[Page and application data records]
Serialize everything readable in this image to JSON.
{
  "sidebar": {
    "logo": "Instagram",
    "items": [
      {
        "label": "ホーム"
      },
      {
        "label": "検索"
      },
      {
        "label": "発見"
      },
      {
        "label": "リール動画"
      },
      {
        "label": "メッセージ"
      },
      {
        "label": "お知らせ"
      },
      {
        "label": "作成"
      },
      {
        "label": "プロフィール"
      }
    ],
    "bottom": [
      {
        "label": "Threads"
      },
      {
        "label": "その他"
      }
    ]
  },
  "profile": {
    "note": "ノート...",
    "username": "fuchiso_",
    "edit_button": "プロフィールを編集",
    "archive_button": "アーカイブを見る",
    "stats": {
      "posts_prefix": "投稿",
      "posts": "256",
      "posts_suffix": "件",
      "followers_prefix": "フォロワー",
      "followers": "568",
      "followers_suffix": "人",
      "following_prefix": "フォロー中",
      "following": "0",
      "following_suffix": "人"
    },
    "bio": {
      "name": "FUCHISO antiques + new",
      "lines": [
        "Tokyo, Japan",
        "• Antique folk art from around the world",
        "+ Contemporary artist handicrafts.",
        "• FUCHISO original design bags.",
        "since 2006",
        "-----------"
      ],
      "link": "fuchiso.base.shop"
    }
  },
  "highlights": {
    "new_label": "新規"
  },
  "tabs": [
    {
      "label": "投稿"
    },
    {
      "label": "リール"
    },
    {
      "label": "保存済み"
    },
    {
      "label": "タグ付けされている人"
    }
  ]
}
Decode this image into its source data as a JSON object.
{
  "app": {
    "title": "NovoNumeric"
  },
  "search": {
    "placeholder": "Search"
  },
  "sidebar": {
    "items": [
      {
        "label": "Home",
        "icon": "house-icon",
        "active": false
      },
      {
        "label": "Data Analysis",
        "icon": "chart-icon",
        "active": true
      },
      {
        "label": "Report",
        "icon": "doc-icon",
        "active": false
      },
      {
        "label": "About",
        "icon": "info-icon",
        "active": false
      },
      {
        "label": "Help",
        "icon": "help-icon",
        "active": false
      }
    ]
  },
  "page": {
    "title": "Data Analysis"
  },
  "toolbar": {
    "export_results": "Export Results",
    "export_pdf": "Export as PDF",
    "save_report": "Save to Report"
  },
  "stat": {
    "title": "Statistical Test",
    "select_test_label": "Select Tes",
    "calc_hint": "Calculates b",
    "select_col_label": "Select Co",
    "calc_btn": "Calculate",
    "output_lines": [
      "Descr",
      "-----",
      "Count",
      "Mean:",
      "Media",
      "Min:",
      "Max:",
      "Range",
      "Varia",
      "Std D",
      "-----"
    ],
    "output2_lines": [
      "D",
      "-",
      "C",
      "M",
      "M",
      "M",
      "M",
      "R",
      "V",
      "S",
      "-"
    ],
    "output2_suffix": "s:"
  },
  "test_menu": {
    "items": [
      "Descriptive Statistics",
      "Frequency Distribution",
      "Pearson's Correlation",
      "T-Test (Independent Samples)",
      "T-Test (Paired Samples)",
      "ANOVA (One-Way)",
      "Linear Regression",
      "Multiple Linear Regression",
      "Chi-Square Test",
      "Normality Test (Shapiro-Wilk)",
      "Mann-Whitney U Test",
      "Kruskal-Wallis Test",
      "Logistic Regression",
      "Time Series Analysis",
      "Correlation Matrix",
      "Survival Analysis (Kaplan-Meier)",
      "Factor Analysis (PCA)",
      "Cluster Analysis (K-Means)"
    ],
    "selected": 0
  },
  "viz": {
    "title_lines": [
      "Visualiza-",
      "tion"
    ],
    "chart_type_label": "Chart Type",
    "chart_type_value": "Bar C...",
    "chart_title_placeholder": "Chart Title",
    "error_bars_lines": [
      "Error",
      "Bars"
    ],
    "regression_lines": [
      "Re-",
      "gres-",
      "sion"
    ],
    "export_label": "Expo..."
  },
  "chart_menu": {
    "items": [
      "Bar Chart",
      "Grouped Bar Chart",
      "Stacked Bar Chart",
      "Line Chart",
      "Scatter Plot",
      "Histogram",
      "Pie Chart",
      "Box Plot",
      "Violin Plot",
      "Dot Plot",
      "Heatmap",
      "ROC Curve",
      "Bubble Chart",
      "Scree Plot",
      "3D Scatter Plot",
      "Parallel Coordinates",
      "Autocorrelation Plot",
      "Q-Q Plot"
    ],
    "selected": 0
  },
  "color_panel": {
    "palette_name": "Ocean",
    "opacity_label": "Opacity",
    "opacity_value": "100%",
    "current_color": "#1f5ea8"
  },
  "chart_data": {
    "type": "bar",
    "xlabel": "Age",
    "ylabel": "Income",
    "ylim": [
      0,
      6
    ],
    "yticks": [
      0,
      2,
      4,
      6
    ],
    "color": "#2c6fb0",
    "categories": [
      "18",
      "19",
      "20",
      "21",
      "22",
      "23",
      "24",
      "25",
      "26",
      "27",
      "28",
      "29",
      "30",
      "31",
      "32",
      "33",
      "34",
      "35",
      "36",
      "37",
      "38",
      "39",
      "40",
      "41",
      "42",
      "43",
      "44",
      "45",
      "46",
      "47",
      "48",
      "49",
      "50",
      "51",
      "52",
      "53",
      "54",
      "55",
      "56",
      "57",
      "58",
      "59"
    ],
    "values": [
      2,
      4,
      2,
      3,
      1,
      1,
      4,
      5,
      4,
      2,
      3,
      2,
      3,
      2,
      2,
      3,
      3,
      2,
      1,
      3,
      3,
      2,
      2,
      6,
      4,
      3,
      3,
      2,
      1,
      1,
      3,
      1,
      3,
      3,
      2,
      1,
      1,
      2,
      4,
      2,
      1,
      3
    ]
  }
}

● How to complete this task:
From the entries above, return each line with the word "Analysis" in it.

● Finished task:
        "label": "Data Analysis",
    "title": "Data Analysis"
      "Time Series Analysis",
      "Survival Analysis (Kaplan-Meier)",
      "Factor Analysis (PCA)",
      "Cluster Analysis (K-Means)"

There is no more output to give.